AI and Machine Learning Has a Bright Future in Chemistry

You are here:

Group Leader Andrew Jordan is a key member of Charnwood Discovery’s sustainability working group.

Being invited to a meeting, like AI4Green at the University of Nottingham’s GSK Carbon Neutral Laboratory for Sustainable Chemistry, enables us to ensure that we are keeping abreast of the latest developments in green and sustainable chemistry.

Here is what Andrew has to say about his learnings from the meeting:

It was fantastic to be invited back to the University of Nottingham. I have many fond memories of my postdoctoral research here. During the morning session we saw some great discussion on how artificial intelligence and machine learning might be incorporated into an electronic lab notebook (ELN) system and whether this implementation could improve reaction sustainability and safety by suggesting alternative solvents and reagents. The general consensus seems to be that an ELN system that is constantly learning and adapting would be a hugely powerful resource and could guide the next generation of chemists towards safer and more sustainable chemistry before they have even entered the lab.
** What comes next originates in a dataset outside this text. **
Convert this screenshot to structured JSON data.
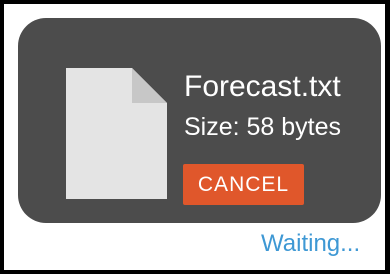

Later in the day there were some great presentations from Richard Bourne, Jonathan Goodman, and Claire Adjiman. Richard presented some fantastic results from machine learning self-optimising flow reactions: a technique that can allow for two weeks’ conventional work to be carried out in just 24 hours. Somewhat controversially, he believes that 90% of all reactions will be optimised this way within 19 years. It’s hard to argue with the concept when you see these kind of results presented! (you can read more here)

Jonathan gave some really interesting insights into data generation and how we as chemists are now working in a very “data rich” environment. In the past, there was always the go-to excuse of “we haven’t got enough data”, when asked to solve a particularly challenging problem or model the behaviour of chemical systems. However, chemists working in the 21st century have never had access to more data than we do now. The real challenge is trying to process and derive meaning and understanding from the swathes of information available. To answer some of these challenges Jonathan has developed excellent computational and modelling techniques. One such example is the tool BINOPtimal, which is a free online tool that can aid in the prediction of stereochemical outcomes of many acid catalysed processes. Definitely a tool I will be adding to the toolbox!

Finally, Claire who has a passion for modelling and optimisation methods, took us through a variety of case studies in which advanced modelling techniques were applied to real world problems. They ranged from optimising carbon capture from gas streams, solving the issues of HCN generation during amide coupling, ternary phase diagrams for compound solubility, and recrystallization techniques. I’ll be sure to look further into her work on recrystallization optimisation as computer modelling at your desk can often help save many hours at the bench. (read the article here)

Overall, I can say that the day was an excellent tour de force of how computational methods can greatly assist chemists in their day-to-day research and development activities. Adoption of these methods will only serve to strengthen any research group or department. Plus, the judicious use of more advanced techniques, such as AI and machine learning, has a bright future in enabling safer and more sustainable chemistry.

Andrew Jordan

Andrew Jordan

Group Leader, Chemical Development